Prep time: 10 mins  (not including soaking time)  Cook time: 10 mins 
1 lb dace fish paste, 450g
20 small dried shrimps
1 dried tangerine peel (chen pi)
1 bunch cilantro
2 stalks spring onion
3/4 tsp salt
1/4 tsp ground white pepper
2 tbsp fermented clam sauce

Soak the dried tangerine peel in hot water to cover.  When soft, remove and carefully use small knife to scrape off the white pith and then mince.  Mince the dried shrimps.  Wash and dry the cilantro then chop finely.  Wash and dry the spring onions, chop finely.  Add shrimp, chen pi, cilantro, spring onions, salt and pepper to the fish paste and mix thoroughly in a large wide bowl.  Scrape up a handful of the paste and throw with force back into the bowl.  Repeat 20-30 times until texture changes and paste is shiny.  
Wet hands slightly to prevent sticking.  Separate paste into eight equal size balls, then press down lightly on each one until a patty is formed.  Heat large frying pan over medium heat.  When hot add 2-3 tbsp oil and add in the patties.  Fry for 2-3 mins or until golden brown.  Flip and repeat, adding more oil if necessary.  Remove from heat.  Arrange on serving plate, garnish with cilantro leaves and serve with dipping saucer of fermented clam sauce.  Enjoy!

Lemony Lemon Pound Cake

Feb 28th, 2020 Posted in Desserts recipes | no comment »

Lemony Lemon Pound Cake

Lemony Lemon Pound Cake Recipe
Prep time: 15 mins, Cooking time: 45 mins

9 x 4″ loaf pan

1 cup butter (227g)
1 cup sugar (215g)
2 lemons, zest of
3 eggs
1 3/4 all purpose flour (218g)
1 1/2 tsp baking powder
1/2 tsp salt
6 tbsp milk

Lemon Sugar Syrup
1/2 cup sugar (100g)
1/4 cup water
1/4 cup fresh lemon juice

Lemon Zest Drizzle
1 1/2 cup powdered sugar (180g)
1/4 cup fresh lemon juice
1 lemon, zest of

Preheat oven to 350°F (176°C). Butter a 9×4 loaf pan.

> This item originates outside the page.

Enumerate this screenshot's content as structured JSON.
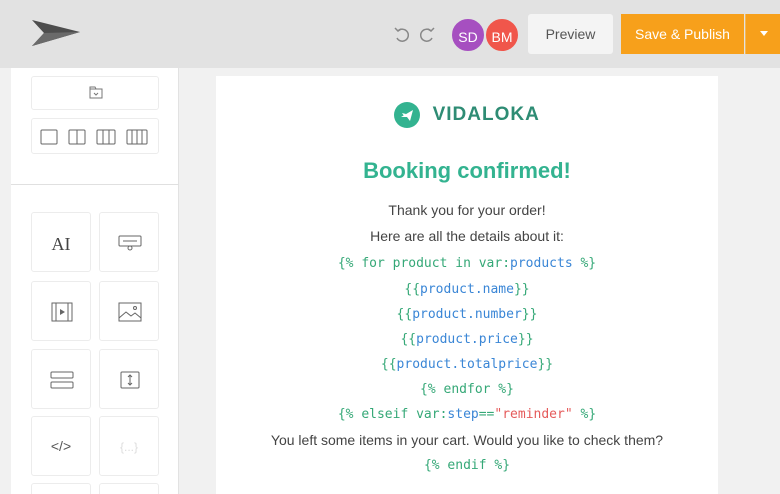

Line the bottom with parchment paper, leaving an overhang on both sides to allow you to pull cake from pan when done.

Add cubed butter, sugar and zest of two lemons to mixing bowl and beat at high speed until very light and fluffy. Add in eggs, one at a time, beating in throughly each time.

Whisk together flour, baking powder and salt in a bowl. Add the half of flour mixture to butter egg mixture and mix at low speed until just combined. Add in milk and mix in. Add in the rest of the flour mixture and mix until just combined. Pour into pan and smooth top. Bake 45 mins or until a knife stuck in comes out clean.

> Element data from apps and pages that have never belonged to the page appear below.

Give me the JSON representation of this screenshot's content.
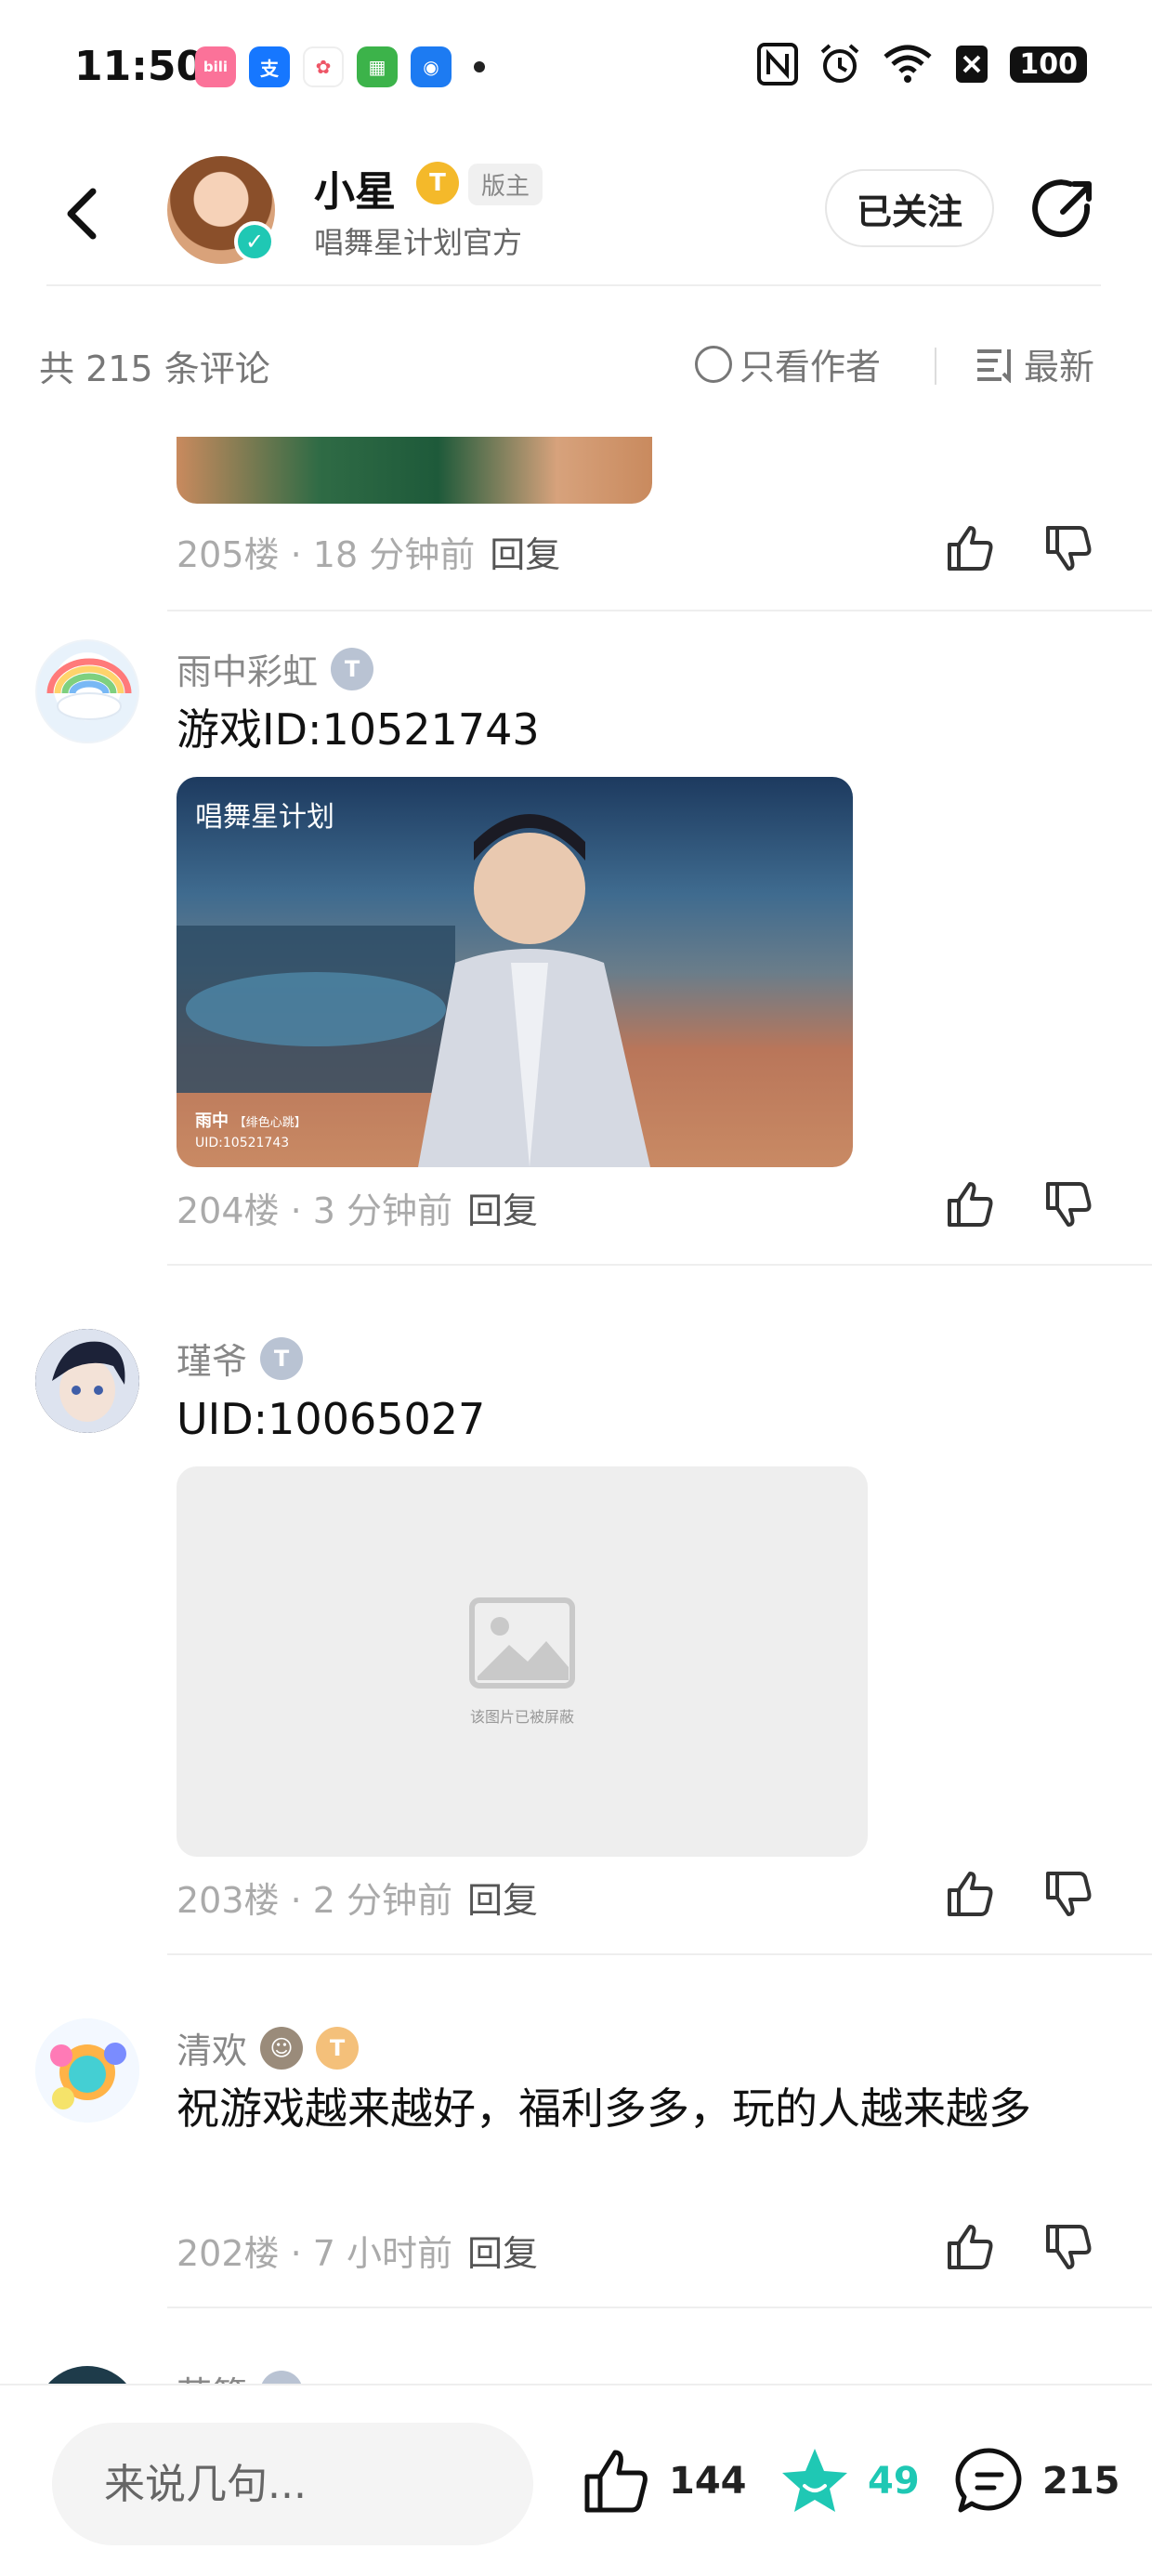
{
  "status_bar": {
    "time": "11:50",
    "app_icons": [
      {
        "name": "bilibili-icon",
        "glyph": "bili",
        "color": "#fb7299"
      },
      {
        "name": "alipay-icon",
        "glyph": "支",
        "color": "#1677ff"
      },
      {
        "name": "photos-icon",
        "glyph": "✿",
        "color": "#ffffff"
      },
      {
        "name": "app-store-icon",
        "glyph": "▦",
        "color": "#3cb34a"
      },
      {
        "name": "security-icon",
        "glyph": "◉",
        "color": "#1d7bf2"
      }
    ],
    "battery": "100"
  },
  "header": {
    "author_name": "小星",
    "level_badge": "T",
    "role_tag": "版主",
    "subtitle": "唱舞星计划官方",
    "follow_label": "已关注"
  },
  "filter": {
    "count_label": "共 215 条评论",
    "only_author_label": "只看作者",
    "sort_label": "最新"
  },
  "comments": [
    {
      "floor_time": "205楼 · 18 分钟前",
      "reply_label": "回复"
    },
    {
      "name": "雨中彩虹",
      "badge": "T",
      "text": "游戏ID:10521743",
      "image_watermark": "唱舞星计划",
      "image_caption_name": "雨中",
      "image_caption_role": "【绯色心跳】",
      "image_caption_uid": "UID:10521743",
      "floor_time": "204楼 · 3 分钟前",
      "reply_label": "回复"
    },
    {
      "name": "瑾爷",
      "badge": "T",
      "text": "UID:10065027",
      "blocked_text": "该图片已被屏蔽",
      "floor_time": "203楼 · 2 分钟前",
      "reply_label": "回复"
    },
    {
      "name": "清欢",
      "badge": "T",
      "text": "祝游戏越来越好，福利多多，玩的人越来越多",
      "floor_time": "202楼 · 7 小时前",
      "reply_label": "回复"
    },
    {
      "name": "若簌"
    }
  ],
  "bottom_bar": {
    "input_placeholder": "来说几句...",
    "like_count": "144",
    "star_count": "49",
    "comment_count": "215"
  },
  "colors": {
    "accent": "#1fc8b4",
    "gold_badge": "#f4b92a",
    "silver_badge": "#b9c3d3"
  }
}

While cake is baking make the Lemon Sugar Syrup. Combine sugar and water in small pot and cook over low heat until the sugar dissolves. Let cool to room temperature, then add in fresh lemon juice.

Leave the cake in the baking pan once out of the oven. Use skewer to poke holes through to cake bottom at 2″ intervals. Pour about 1/2 -3/4 cup of sugar syrup over the cake, using a brush to help the syrup settle evenly. Let the cake sit in the pan until completely cool and syrup absorbed.

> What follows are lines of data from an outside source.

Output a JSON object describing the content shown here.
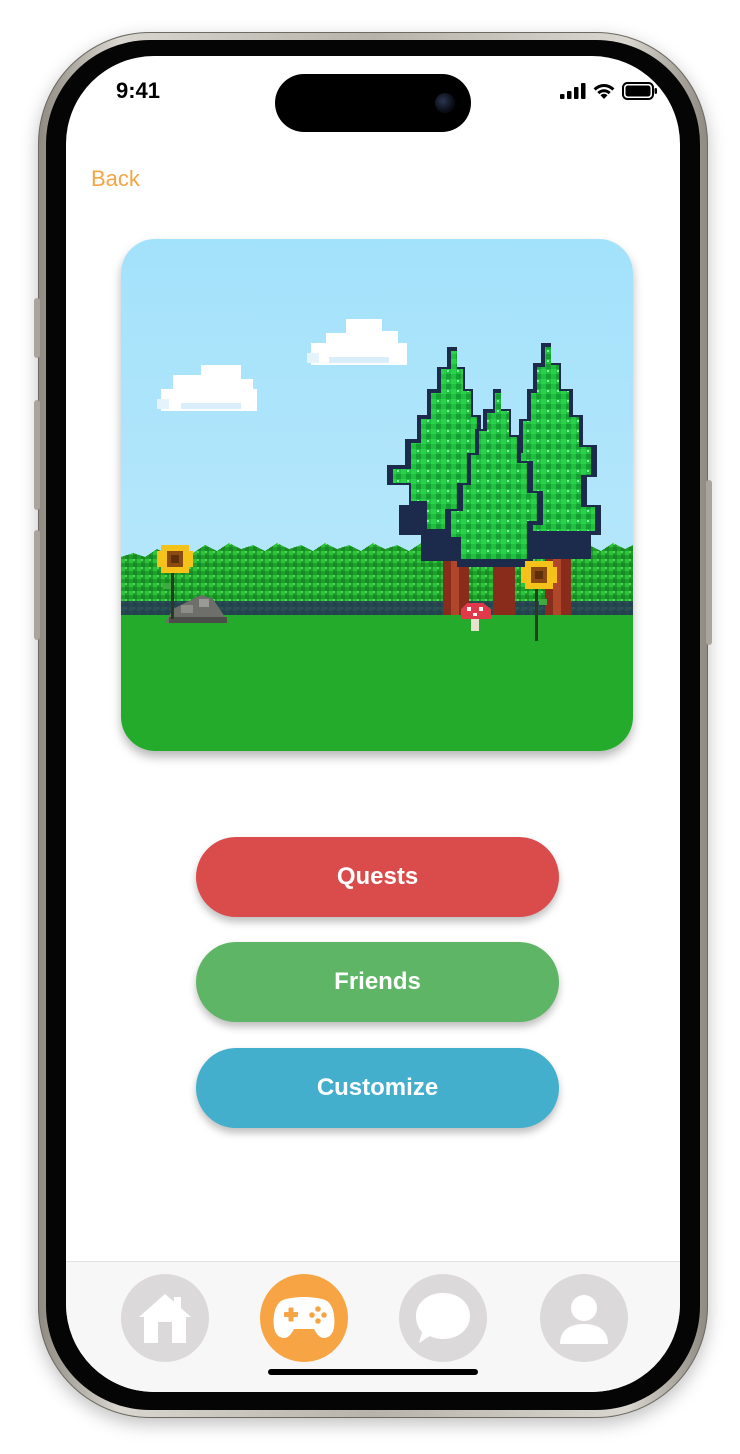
{
  "status_bar": {
    "time": "9:41"
  },
  "nav": {
    "back_label": "Back"
  },
  "scene": {
    "alt": "Pixel-art forest scene with trees, sunflowers, clouds, rock and mushroom"
  },
  "menu": {
    "buttons": [
      {
        "label": "Quests",
        "color": "#da4c4c"
      },
      {
        "label": "Friends",
        "color": "#5db565"
      },
      {
        "label": "Customize",
        "color": "#44aecd"
      }
    ]
  },
  "tab_bar": {
    "tabs": [
      {
        "icon": "home-icon",
        "active": false
      },
      {
        "icon": "gamepad-icon",
        "active": true
      },
      {
        "icon": "chat-icon",
        "active": false
      },
      {
        "icon": "profile-icon",
        "active": false
      }
    ]
  },
  "colors": {
    "accent": "#f7a544",
    "tab_inactive": "#dcd9da",
    "tab_icon_inactive": "#ffffff",
    "sky": "#a3e2fb",
    "grass": "#25ab2b"
  }
}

While cake is cooling make the Lemon Zest Drizzle. Shift powdered sugar into mixing bowl. Add lemon juice and zest and whisk until smooth.

Use a sharp knife to loosen cake from sides of pan and lift out using parchment paper overhang. Remove paper and place on serving plate. Pour drizzle evenly over cake and let set for 10-15 mins or until hardened before slicing. Enjoy your lemonlicious!